Other Voices promised much — ‘comedy, politics, naughty lyrics, free sweets… And a veritable smorgasbord of poetry antics’, but the most significant terminology on its title-board was the now seldom-used word muliebrity meaning ‘womanly qualities’ or ‘womanliness’. It’s fair to say that the ‘other’ in Other Voices is largely female.
Which is fine more than fine, actually; the audience can enjoy both the delicate, yet inner steel found in MC Fay Roberts’s poetry and the work of Lucy Ayrton as well as the ribaldry of Ruth E Dixon, who delighted the audience with her heartfelt song, ‘Camping and Vaginas Do Not Mix’.
Not that the show was an entirely male-free zone. Roberts was grateful for Richard Herring mentioning the show on his Festival podcast, and she welcomed two men up during the show’s Open Mic section: Ant Smith almost raised the concrete rafters of the venue with his song about why he got married — its chorus: ‘Happy to be your plaything, happy to be your toy’ gives a good sense of its tone — while Tony Higson perplexed and amused the audience in equal measure with his increasingly weird analogies to describe love.
But then it was back to the women with the self-described as a ‘big, ballsy loud feminist’ Hannah Eiseman-Reynard and her tales of growing up in north London with a double-barrel name and a moving take on the usage of the word ‘love’ in a relationship — ‘Test its weight, heavy as marble, fragile as an egg-shell’.
The ‘evanescent’ Sarah Thomasin then shifted the focus onto the merits of eating Vegans -yes, eating people- getting a “lesbian” haircut, and arguing forthrightly about the continued validity of poetic forms.
The final performer was the ‘intractable’ Chroma Quint — yes, even MC Roberts admitted they were attracting the more unusually named performers this time round.
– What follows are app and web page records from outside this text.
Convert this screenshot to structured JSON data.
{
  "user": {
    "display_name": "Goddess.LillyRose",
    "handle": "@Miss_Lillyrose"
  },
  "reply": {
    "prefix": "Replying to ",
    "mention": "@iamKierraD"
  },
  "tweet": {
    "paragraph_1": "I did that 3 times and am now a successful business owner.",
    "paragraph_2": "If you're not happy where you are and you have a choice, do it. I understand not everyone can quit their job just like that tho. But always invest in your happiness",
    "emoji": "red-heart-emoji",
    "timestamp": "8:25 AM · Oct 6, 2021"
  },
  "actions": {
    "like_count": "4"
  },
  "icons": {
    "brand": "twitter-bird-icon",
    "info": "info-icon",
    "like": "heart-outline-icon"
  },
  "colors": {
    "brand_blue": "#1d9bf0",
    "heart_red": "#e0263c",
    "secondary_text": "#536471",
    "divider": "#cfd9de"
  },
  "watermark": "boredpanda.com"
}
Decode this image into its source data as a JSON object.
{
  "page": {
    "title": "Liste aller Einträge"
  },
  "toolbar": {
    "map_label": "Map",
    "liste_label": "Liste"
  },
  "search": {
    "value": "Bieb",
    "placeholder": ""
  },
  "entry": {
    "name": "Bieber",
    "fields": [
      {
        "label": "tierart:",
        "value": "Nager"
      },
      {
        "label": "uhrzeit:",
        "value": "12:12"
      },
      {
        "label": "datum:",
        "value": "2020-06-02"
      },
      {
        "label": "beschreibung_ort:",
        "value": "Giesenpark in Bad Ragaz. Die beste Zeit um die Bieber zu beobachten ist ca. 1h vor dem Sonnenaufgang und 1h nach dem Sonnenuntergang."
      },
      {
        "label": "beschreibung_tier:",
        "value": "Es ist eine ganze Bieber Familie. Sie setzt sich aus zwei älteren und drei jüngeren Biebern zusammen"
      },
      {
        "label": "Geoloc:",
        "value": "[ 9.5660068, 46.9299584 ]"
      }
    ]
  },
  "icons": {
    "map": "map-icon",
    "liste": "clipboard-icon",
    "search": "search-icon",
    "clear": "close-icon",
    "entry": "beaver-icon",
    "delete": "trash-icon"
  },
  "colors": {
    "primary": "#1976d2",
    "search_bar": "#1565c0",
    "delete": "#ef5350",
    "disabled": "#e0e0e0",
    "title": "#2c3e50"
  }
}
The self-described space geek read from her self-published collection of poems written in the form of letters, between planets like Pluto, explaining its “demotion” from full planetary status and between the International Space Station and NASA following the decision to end the Space Shuttle Programme.
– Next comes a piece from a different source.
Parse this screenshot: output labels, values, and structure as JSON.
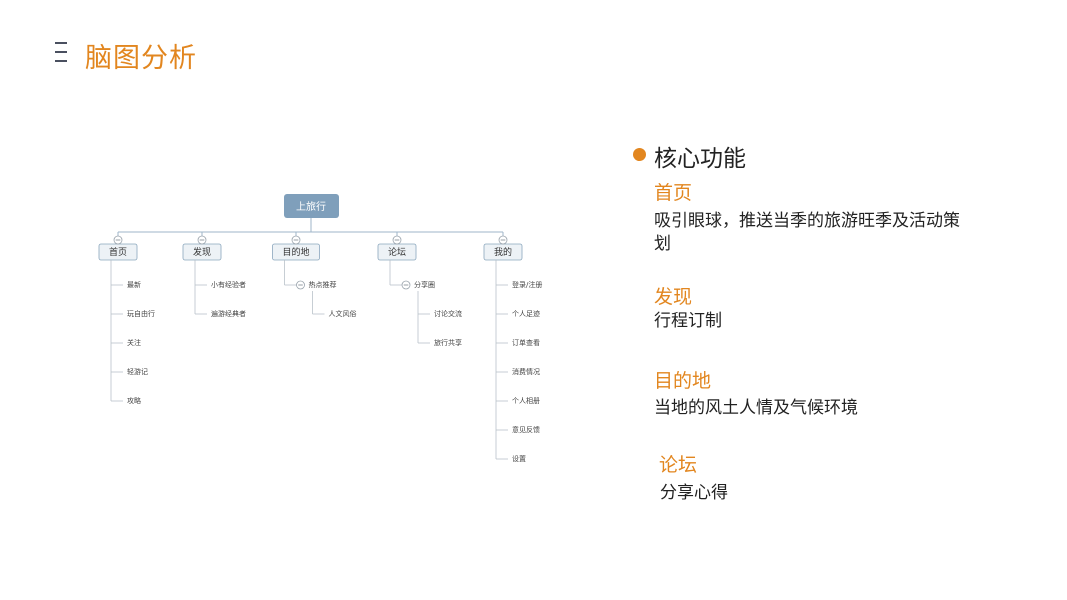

Other Voices promised a ‘veritable smorgasbord of poetry antics’ it’s fair to say, its performers delivered exactly that, with wit, humour and style.